Frantic finish: After going incident-free through the first 350 laps, things got testy over the final 50 circuits Saturday night. The first "natural" caution of the race came on Lap 355, when Ryan Blaney and Ricky Stenhouse tangled off Turn 4, with Brad Keselowski making a late evasive move to avoid Stenhouse's spinning machine.
The intensity continued to ratchet up as Jamie McMurray pounded the wall exiting Turn 2 and took out his frustration on Kyle Larson. McMurray slammed fenders with his teammate a couple times under yellow before ending the night in 19th.
"Family Feud!"— NASCAR (@NASCAR) April 22, 2018
Teammates are havin' at it late in the going. ?? pic.twitter.com/jfwUIMPBRL
Social Spotlight: Just because Brexton Busch wasn't in victory lane doesn't mean he didn't get to celebrate. Samantha Busch tweeted a cute video Sunday, saying that when Brexton misses victory lane, his parents bring it to him. What comes next is a box full of confetti and another victory celebration for the 2-year-old.
When Brexton misses Victory Lane, we bring it home to him! pic.twitter.com/RODZ049IKU— Samantha Busch (@SamanthaBusch) April 22, 2018
Good luck stopping Stewart-Haas: One of the biggest storylines coming into this season was the questioning of how Ford would keep up with Chevrolet and Toyota despite having the oldest body in the Monster Energy NASCAR Cup Series.
All Stewart-Haas Racing has done is win four of the first nine races with their four drivers combining to lead 1,001 laps.
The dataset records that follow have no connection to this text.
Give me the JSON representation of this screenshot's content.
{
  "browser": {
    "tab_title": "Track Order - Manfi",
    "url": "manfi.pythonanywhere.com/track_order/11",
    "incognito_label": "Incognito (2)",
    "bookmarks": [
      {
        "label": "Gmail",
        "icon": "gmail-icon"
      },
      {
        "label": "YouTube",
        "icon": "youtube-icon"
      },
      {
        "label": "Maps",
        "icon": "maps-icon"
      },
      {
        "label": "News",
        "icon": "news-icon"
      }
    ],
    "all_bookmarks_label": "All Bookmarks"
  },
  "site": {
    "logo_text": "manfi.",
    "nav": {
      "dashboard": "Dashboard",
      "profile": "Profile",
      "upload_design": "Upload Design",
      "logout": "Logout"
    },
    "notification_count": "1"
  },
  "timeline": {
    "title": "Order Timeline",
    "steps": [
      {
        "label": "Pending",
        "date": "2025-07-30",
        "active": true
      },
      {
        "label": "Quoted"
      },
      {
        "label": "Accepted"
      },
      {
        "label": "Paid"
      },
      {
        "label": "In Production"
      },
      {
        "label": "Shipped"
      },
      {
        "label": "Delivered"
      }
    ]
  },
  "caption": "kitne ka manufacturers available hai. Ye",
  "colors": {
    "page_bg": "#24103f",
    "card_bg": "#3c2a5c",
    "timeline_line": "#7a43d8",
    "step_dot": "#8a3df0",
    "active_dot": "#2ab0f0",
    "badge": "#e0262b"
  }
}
Kevin Harvick kicked things off by winning three of the first four races and Clint Bowyer won his first race in nearly six years at Martinsville, and with how Kurt Busch and Aric Almirola are running, don't be surprised if SHR has four cars in the playoffs.
Bloomin' Monday: Kevin Harvick's fifth-place finish means we all win Monday at Outback Steakhouse. All you have to do is go to your local Outback, tell them you're there for Bloomin' Monday and they'll bring you a fresh Bloomin' Onion for free!
Next week: Kyle Busch will look to make it four in a row at the biggest wildcard on the schedule: The Geico 500 at Talladega. And the NASCAR Xfinity Series will again be Cup-free for Round 3 of the Dash 4 Cash as four drivers duke it out for $100,000 in the Sparks Energy 300. With Kyle Busch and Kevin Harvick already scoring three wins apiece, Sunday's race at Talladega could be a chance for teams outside the playoff grid to find their way to the playoffs.